What is expected: For every record, give an exact copy that has no pictures in it.

BEGIN Provided entries

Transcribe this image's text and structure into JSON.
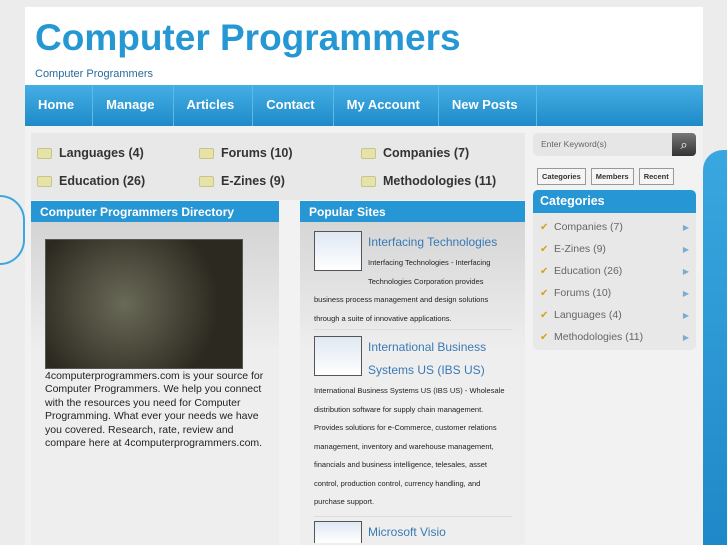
{
  "header": {
    "title": "Computer Programmers",
    "tagline": "Computer Programmers"
  },
  "nav": [
    "Home",
    "Manage",
    "Articles",
    "Contact",
    "My Account",
    "New Posts"
  ],
  "categories_grid": [
    "Languages (4)",
    "Forums (10)",
    "Companies (7)",
    "Education (26)",
    "E-Zines (9)",
    "Methodologies (11)"
  ],
  "directory": {
    "heading": "Computer Programmers Directory",
    "text": "4computerprogrammers.com is your source for Computer Programmers. We help you connect with the resources you need for Computer Programming. What ever your needs we have you covered. Research, rate, review and compare here at 4computerprogrammers.com."
  },
  "popular": {
    "heading": "Popular Sites",
    "sites": [
      {
        "title": "Interfacing Technologies",
        "desc": "Interfacing Technologies - Interfacing Technologies Corporation provides business process management and design solutions through a suite of innovative applications."
      },
      {
        "title": "International Business Systems US (IBS US)",
        "desc": "International Business Systems US (IBS US) - Wholesale distribution software for supply chain management. Provides solutions for e-Commerce, customer relations management, inventory and warehouse management, financials and business intelligence, telesales, asset control, production control, currency handling, and purchase support."
      },
      {
        "title": "Microsoft Visio",
        "desc": ""
      }
    ]
  },
  "search": {
    "placeholder": "Enter Keyword(s)"
  },
  "tabs": [
    "Categories",
    "Members",
    "Recent"
  ],
  "sidebar": {
    "heading": "Categories",
    "items": [
      "Companies (7)",
      "E-Zines (9)",
      "Education (26)",
      "Forums (10)",
      "Languages (4)",
      "Methodologies (11)"
    ]
  }
}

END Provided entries

Result:
Transcribe this image's text and structure into JSON.
{
  "header": {
    "title": "Computer Programmers",
    "tagline": "Computer Programmers"
  },
  "nav": [
    "Home",
    "Manage",
    "Articles",
    "Contact",
    "My Account",
    "New Posts"
  ],
  "categories_grid": [
    "Languages (4)",
    "Forums (10)",
    "Companies (7)",
    "Education (26)",
    "E-Zines (9)",
    "Methodologies (11)"
  ],
  "directory": {
    "heading": "Computer Programmers Directory",
    "text": "4computerprogrammers.com is your source for Computer Programmers. We help you connect with the resources you need for Computer Programming. What ever your needs we have you covered. Research, rate, review and compare here at 4computerprogrammers.com."
  },
  "popular": {
    "heading": "Popular Sites",
    "sites": [
      {
        "title": "Interfacing Technologies",
        "desc": "Interfacing Technologies - Interfacing Technologies Corporation provides business process management and design solutions through a suite of innovative applications."
      },
      {
        "title": "International Business Systems US (IBS US)",
        "desc": "International Business Systems US (IBS US) - Wholesale distribution software for supply chain management. Provides solutions for e-Commerce, customer relations management, inventory and warehouse management, financials and business intelligence, telesales, asset control, production control, currency handling, and purchase support."
      },
      {
        "title": "Microsoft Visio",
        "desc": ""
      }
    ]
  },
  "search": {
    "placeholder": "Enter Keyword(s)"
  },
  "tabs": [
    "Categories",
    "Members",
    "Recent"
  ],
  "sidebar": {
    "heading": "Categories",
    "items": [
      "Companies (7)",
      "E-Zines (9)",
      "Education (26)",
      "Forums (10)",
      "Languages (4)",
      "Methodologies (11)"
    ]
  }
}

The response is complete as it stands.